Has anyone else experienced this? What could be the cause? There are a few possible explanations for why your lungs might hurt after a bike ride.
It could be that you’re not used to exercising, and your lungs aren’t accustomed to working hard. Or, it could be that you have asthma or another condition that makes it difficult to breathe. If you’re not sure what the cause is, you should see a doctor to get checked out.
In the meantime, there are a few things you can do to make breathing easier while you’re riding your bike. First, try to take shallow breaths instead of deep ones. This will help avoid triggering an asthma attack or making your lungs work too hard.
Second, try riding in an area with less air pollution if possible. This will give your lungs a chance to recover between rides. Finally, make sure you warm up before riding and cool down afterwards so that your body has time to adjust to the activity level.
Exercise-induced bronchoconstriction (EIB) is a condition where the airways narrow in response to exercise. This can cause symptoms such as wheezing, coughing, and shortness of breath. EIB is common in people with asthma, but can also occur in people without asthma.
There are several factors that can contribute to EIB. Cold weather or inhaling cold air can trigger an attack. Dry air or air pollution can also be triggers.
Exercise itself can be a trigger, as well as certain medications or foods. EIB is treatable. If you have asthma, make sure to use your inhaler before exercising (as directed by your doctor).
You may also want to warm up slowly before engaging in strenuous activity. Drink plenty of fluids and avoid triggers if possible. If you experience symptoms, stop exercising and rest until they resolve.
Is Cycling Good for Immune System
Cycling is a great way to boost your immune system. The act of pedaling helps increase blood flow and circulation, which in turn helps to flush out toxins and bacteria from your body. Additionally, being outdoors in nature has been shown to have positive effects on immunity, so getting some fresh air while you cycle can further help keep your immune system strong.
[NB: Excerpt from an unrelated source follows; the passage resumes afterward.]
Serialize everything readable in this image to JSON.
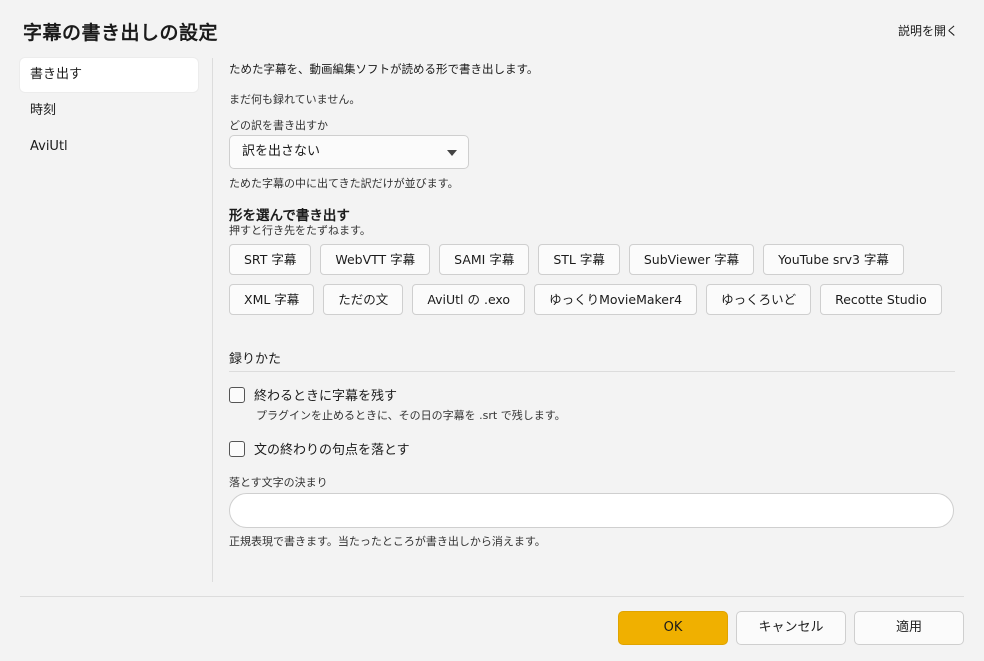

Riding a bike is great exercise, but it can be tough on your lungs. When you ride, your body works harder to get oxygen into your bloodstream. This can cause inflammation and irritation in the lungs, which can lead to coughing and wheezing.
In some cases, this can even lead to lung infections.